Inside the shimmering headquarters of the Lenovo Group, China's largest computer maker, workers are carting birthday cakes over to three office cubicles.
These days, every employee here gets a birthday gift, something a multinational company might be expected to do in this age of feel-good corporate management.
The problem is that people in China do not traditionally celebrate birthdays. But that is changing. And so is Lenovo. It is trying to become a global company with its purchase of IBM's personal computer business for US$1.75 billion, and handing out birthday cakes is just part of the process of evolving into a multinational corporation.
To further globalize the company, however, Lenovo will do something even bolder: It will move its headquarters to Armonk, New York, where IBM is based, and essentially hand over management of what will become the world's third-largest computer maker, after Dell and Hewlett-Packard, to a group of senior IBM executives.
US multinational companies outsource manufacturing to China. Why can't a Chinese company outsource management to the US?
Executives at Lenovo -- which gets about 98 percent of its US$3 billion in revenue from China -- are in effect acknowledging that they do not have the necessary global experience to run the new company.
"The most valuable asset we have acquired through IBM's PC business is its world-class management team and their extensive international experience," says Liu Chuanzhi, chairman of Lenovo and one of the company's founders.
Indeed, few executives at Lenovo seem disappointed by the move. In fact, many seem pleased to be buying into a blue-chip American corporation.
After all, Lenovo -- formerly known as Legend -- may be the biggest computer maker in China, but the company is still virtually unknown outside of Asia.
And top executives at Lenovo say they are eager to learn how to run a global company from their new colleagues at the PC unit of IBM, which operates in more than 150 countries and had US$9 billion in revenue last year.
Preparations are already under way in Beijing. For the last few months, all vice presidents have been required to study English for at least one hour a day. The chairman says he has read books about Bill Gates and Andrew Grove. And the chief executive of Lenovo has agreed to give up day-to-day management of the company to assume the role of chairman.
His task will be to fly back and forth from Beijing to New York to consult with Lenovo's newly named chief executive, Stephen Ward, the senior vice president and general manager of IBM's Personal Systems Group.
Many analysts were surprised by Lenovo's decision to outsource its management to New York.

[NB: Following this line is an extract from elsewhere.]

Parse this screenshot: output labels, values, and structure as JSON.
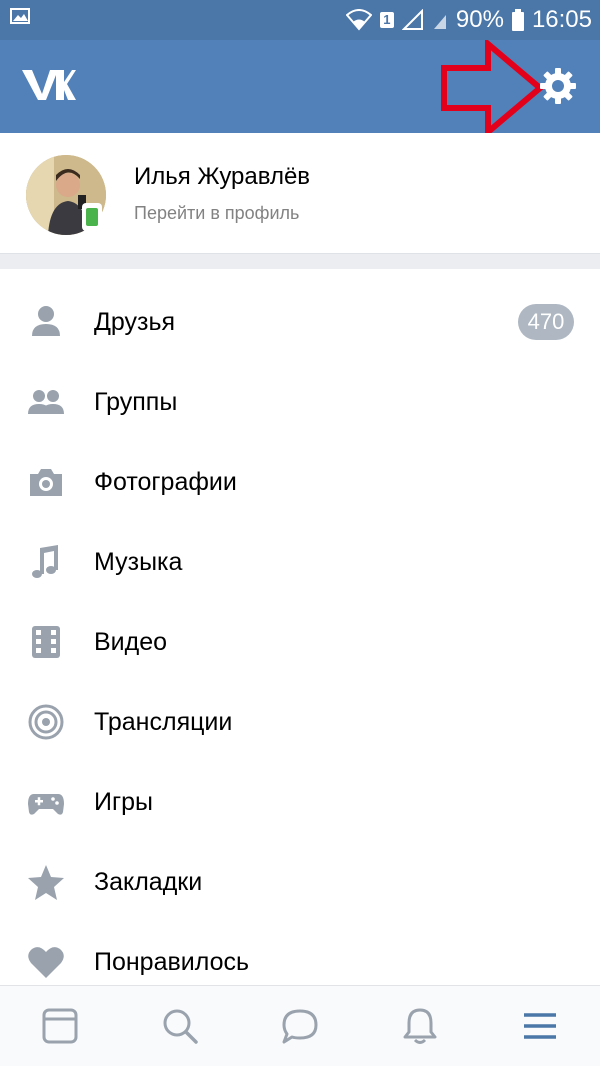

"I admire what Lenovo is doing," said Joe Zhang, a UBS analyst who follows Lenovo. "Many Lenovo executives have decided to do this at the expense of their careers. They're putting personal ego behind for the greater good of the company."
People involved in the negotiations with IBM said that Lenovo officials saw no other choice. They recognized that Lenovo could not simply take over a much bigger IBM PC unit and run it from Beijing. That is why a major theme of the talks was how to keep business as usual after the deal was completed, those people say.
While IBM is full of MBAs, Lenovo, which is still partly government-owned, has only two members of the senior management team with an MBA. And none of the top executives have ever worked for a multinational corporation.